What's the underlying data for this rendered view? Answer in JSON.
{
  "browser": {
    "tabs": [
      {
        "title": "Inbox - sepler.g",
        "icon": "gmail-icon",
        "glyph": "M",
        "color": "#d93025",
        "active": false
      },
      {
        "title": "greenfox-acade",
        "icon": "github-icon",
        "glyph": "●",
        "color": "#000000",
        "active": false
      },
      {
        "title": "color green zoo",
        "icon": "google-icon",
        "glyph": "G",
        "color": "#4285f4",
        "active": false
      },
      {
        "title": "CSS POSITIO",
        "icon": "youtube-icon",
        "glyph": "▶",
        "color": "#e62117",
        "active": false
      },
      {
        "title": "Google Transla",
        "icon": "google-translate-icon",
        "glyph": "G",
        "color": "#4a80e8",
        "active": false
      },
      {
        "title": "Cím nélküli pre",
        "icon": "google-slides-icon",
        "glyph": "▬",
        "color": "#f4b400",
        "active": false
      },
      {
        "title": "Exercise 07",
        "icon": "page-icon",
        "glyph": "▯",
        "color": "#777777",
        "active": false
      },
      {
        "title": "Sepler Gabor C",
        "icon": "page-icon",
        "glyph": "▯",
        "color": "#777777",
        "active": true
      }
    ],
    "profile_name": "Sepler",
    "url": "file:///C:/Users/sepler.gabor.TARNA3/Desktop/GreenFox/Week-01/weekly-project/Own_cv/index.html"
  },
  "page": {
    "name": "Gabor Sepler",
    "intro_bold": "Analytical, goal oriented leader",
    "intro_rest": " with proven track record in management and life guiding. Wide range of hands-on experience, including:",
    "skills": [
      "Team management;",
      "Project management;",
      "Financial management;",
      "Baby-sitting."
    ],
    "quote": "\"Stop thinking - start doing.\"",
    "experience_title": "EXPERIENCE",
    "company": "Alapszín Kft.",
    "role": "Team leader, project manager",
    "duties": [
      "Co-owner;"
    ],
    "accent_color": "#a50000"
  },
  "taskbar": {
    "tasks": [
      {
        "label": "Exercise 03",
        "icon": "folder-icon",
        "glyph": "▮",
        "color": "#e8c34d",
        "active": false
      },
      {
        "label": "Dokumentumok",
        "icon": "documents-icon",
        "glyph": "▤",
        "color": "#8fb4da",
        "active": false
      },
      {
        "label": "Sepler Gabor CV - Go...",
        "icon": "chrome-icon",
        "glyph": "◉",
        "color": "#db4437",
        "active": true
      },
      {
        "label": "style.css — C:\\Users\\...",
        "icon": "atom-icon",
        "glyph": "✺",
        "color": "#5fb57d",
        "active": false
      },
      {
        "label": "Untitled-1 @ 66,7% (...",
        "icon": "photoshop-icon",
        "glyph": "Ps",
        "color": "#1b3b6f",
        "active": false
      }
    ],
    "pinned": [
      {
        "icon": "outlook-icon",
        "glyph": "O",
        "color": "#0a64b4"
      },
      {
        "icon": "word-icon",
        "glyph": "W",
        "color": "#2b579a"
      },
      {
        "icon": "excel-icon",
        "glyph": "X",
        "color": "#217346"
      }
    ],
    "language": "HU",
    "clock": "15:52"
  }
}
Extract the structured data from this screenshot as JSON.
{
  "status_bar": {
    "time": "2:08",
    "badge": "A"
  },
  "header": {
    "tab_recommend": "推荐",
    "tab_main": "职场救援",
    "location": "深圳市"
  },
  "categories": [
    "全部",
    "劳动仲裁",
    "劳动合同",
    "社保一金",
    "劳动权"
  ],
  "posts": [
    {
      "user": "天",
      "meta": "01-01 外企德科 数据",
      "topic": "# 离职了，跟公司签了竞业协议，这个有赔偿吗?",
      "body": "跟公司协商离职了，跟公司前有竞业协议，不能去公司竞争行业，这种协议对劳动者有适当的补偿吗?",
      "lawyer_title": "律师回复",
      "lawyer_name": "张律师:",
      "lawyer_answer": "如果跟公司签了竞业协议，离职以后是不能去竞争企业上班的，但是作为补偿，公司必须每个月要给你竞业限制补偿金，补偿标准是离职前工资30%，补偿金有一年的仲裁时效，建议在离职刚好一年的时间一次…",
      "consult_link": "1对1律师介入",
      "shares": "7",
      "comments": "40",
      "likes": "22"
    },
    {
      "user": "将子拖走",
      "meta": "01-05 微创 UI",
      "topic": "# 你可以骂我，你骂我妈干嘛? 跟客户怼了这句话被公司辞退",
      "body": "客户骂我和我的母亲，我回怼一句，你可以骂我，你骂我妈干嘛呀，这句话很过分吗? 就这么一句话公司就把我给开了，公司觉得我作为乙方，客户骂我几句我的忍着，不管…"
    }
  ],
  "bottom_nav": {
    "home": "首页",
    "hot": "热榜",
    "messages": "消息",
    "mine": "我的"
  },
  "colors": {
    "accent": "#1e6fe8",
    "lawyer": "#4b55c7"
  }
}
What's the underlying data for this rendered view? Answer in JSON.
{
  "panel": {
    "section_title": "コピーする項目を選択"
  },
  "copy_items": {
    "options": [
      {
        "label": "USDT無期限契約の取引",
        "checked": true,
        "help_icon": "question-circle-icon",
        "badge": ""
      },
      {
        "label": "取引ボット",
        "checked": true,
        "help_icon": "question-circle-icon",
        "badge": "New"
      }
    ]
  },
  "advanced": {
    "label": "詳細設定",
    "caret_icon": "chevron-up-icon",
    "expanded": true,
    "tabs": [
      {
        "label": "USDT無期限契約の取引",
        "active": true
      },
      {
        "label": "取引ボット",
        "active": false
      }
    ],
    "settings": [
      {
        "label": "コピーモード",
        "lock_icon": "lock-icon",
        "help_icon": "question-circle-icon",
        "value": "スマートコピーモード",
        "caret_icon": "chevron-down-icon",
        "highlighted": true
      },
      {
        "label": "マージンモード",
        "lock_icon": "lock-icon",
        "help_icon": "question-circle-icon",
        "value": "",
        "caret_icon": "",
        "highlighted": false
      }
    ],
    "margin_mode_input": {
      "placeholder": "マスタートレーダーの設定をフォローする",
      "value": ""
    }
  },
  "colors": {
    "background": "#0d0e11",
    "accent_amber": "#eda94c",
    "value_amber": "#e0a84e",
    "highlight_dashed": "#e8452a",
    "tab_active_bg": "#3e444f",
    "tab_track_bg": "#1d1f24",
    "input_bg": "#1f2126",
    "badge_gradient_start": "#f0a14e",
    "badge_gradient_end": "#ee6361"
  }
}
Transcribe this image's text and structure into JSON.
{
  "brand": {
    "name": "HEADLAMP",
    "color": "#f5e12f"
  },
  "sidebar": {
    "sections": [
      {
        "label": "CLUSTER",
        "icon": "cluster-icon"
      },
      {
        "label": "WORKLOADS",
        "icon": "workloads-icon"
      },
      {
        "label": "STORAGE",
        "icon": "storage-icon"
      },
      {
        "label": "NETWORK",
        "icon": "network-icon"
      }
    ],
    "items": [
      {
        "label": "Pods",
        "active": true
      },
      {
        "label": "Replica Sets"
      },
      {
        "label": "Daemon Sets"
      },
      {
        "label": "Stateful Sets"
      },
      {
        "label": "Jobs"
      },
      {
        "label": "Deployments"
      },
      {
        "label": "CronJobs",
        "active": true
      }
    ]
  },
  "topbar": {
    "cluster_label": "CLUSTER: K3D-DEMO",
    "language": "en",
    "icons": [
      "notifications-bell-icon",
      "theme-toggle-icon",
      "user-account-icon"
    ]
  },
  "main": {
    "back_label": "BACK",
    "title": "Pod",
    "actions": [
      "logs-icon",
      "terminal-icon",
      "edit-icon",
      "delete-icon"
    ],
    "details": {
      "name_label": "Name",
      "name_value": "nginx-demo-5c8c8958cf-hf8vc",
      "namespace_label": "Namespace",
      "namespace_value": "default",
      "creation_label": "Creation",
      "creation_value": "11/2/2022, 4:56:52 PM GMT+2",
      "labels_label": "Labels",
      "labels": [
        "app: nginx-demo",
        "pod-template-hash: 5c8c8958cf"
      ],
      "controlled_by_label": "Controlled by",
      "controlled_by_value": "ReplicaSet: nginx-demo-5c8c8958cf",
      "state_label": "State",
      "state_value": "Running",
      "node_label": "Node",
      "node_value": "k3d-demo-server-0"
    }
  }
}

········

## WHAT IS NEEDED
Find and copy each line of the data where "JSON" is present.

## SOLUTION
What's the underlying data for this rendered view? Answer in JSON.
Extract the structured data from this screenshot as JSON.
What's the underlying data for this rendered view? Answer in JSON.
Transcribe this image's text and structure into JSON.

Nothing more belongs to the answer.